» What you need to do:
Search the records below for "count" and copy every line it turns up in.

======== Given entries ========

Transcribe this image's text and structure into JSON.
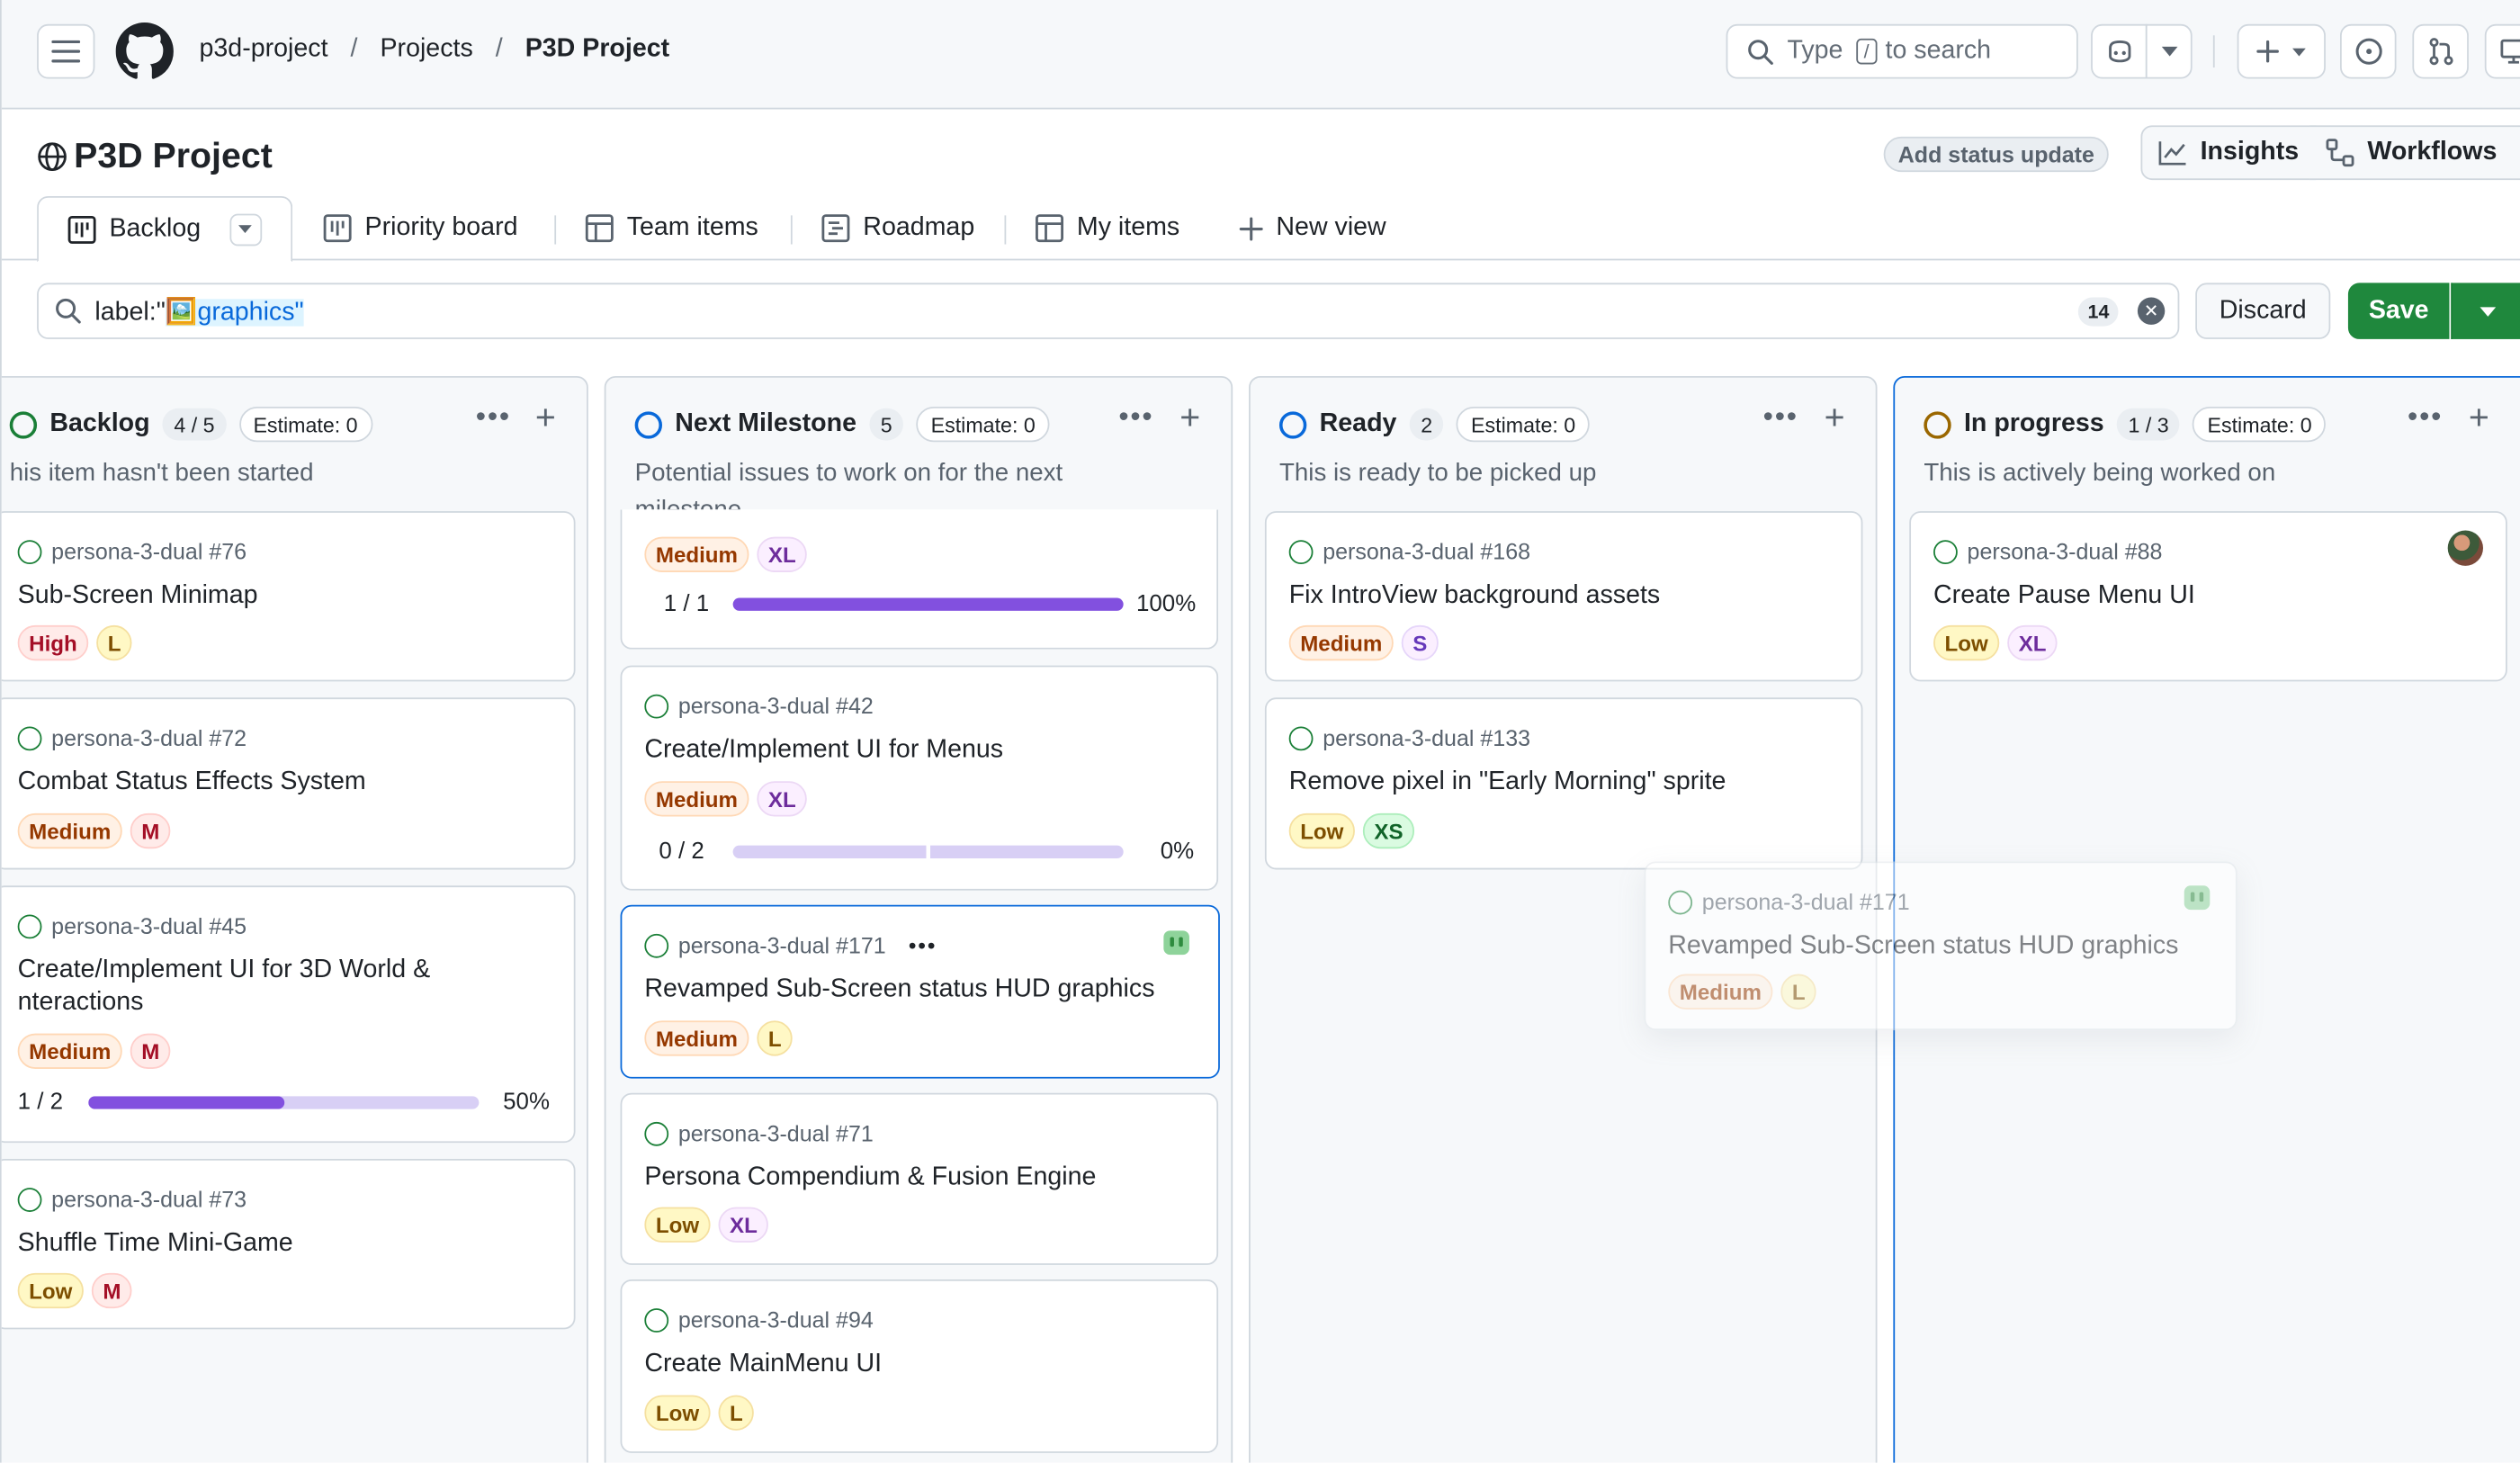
{
  "header": {
    "breadcrumbs": [
      "p3d-project",
      "Projects",
      "P3D Project"
    ],
    "search_type": "Type",
    "search_key": "/",
    "search_rest": "to search"
  },
  "project": {
    "title": "P3D Project",
    "add_status": "Add status update",
    "insights": "Insights",
    "workflows": "Workflows"
  },
  "tabs": [
    {
      "label": "Backlog"
    },
    {
      "label": "Priority board"
    },
    {
      "label": "Team items"
    },
    {
      "label": "Roadmap"
    },
    {
      "label": "My items"
    },
    {
      "label": "New view"
    }
  ],
  "filter": {
    "prefix": "label:\"",
    "emoji": "🖼️",
    "value": "graphics",
    "suffix": "\"",
    "count": "14",
    "discard": "Discard",
    "save": "Save"
  },
  "columns": [
    {
      "name": "Backlog",
      "count": "4 / 5",
      "estimate": "Estimate: 0",
      "description": "his item hasn't been started",
      "cards": [
        {
          "ref": "persona-3-dual #76",
          "title": "Sub-Screen Minimap",
          "labels": [
            "High",
            "L"
          ]
        },
        {
          "ref": "persona-3-dual #72",
          "title": "Combat Status Effects System",
          "labels": [
            "Medium",
            "M"
          ]
        },
        {
          "ref": "persona-3-dual #45",
          "title": "Create/Implement UI for 3D World &",
          "title2": "nteractions",
          "labels": [
            "Medium",
            "M"
          ],
          "progress": "1 / 2",
          "percent": "50%"
        },
        {
          "ref": "persona-3-dual #73",
          "title": "Shuffle Time Mini-Game",
          "labels": [
            "Low",
            "M"
          ]
        }
      ]
    },
    {
      "name": "Next Milestone",
      "count": "5",
      "estimate": "Estimate: 0",
      "description": "Potential issues to work on for the next",
      "description2": "milestone",
      "cards": [
        {
          "labels": [
            "Medium",
            "XL"
          ],
          "progress": "1 / 1",
          "percent": "100%"
        },
        {
          "ref": "persona-3-dual #42",
          "title": "Create/Implement UI for Menus",
          "labels": [
            "Medium",
            "XL"
          ],
          "progress": "0 / 2",
          "percent": "0%"
        },
        {
          "ref": "persona-3-dual #171",
          "title": "Revamped Sub-Screen status HUD graphics",
          "labels": [
            "Medium",
            "L"
          ]
        },
        {
          "ref": "persona-3-dual #71",
          "title": "Persona Compendium & Fusion Engine",
          "labels": [
            "Low",
            "XL"
          ]
        },
        {
          "ref": "persona-3-dual #94",
          "title": "Create MainMenu UI",
          "labels": [
            "Low",
            "L"
          ]
        }
      ]
    },
    {
      "name": "Ready",
      "count": "2",
      "estimate": "Estimate: 0",
      "description": "This is ready to be picked up",
      "cards": [
        {
          "ref": "persona-3-dual #168",
          "title": "Fix IntroView background assets",
          "labels": [
            "Medium",
            "S"
          ]
        },
        {
          "ref": "persona-3-dual #133",
          "title": "Remove pixel in \"Early Morning\" sprite",
          "labels": [
            "Low",
            "XS"
          ]
        }
      ]
    },
    {
      "name": "In progress",
      "count": "1 / 3",
      "estimate": "Estimate: 0",
      "description": "This is actively being worked on",
      "cards": [
        {
          "ref": "persona-3-dual #88",
          "title": "Create Pause Menu UI",
          "labels": [
            "Low",
            "XL"
          ]
        }
      ]
    }
  ],
  "drag_ghost": {
    "ref": "persona-3-dual #171",
    "title": "Revamped Sub-Screen status HUD graphics",
    "labels": [
      "Medium",
      "L"
    ]
  },
  "progress_values": {
    "backlog_45": 0.5,
    "next_top": 1.0,
    "next_42": 0.0
  },
  "colors": {
    "accent": "#0969da",
    "save_green": "#1f883d",
    "progress_purple": "#8250df",
    "open_issue": "#1a7f37",
    "ready_ring": "#0969da",
    "inprogress_ring": "#9a6700"
  }
}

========

» Written answer:
    "count": "14",
      "count": "4 / 5",
      "count": "5",
      "count": "2",
      "count": "1 / 3",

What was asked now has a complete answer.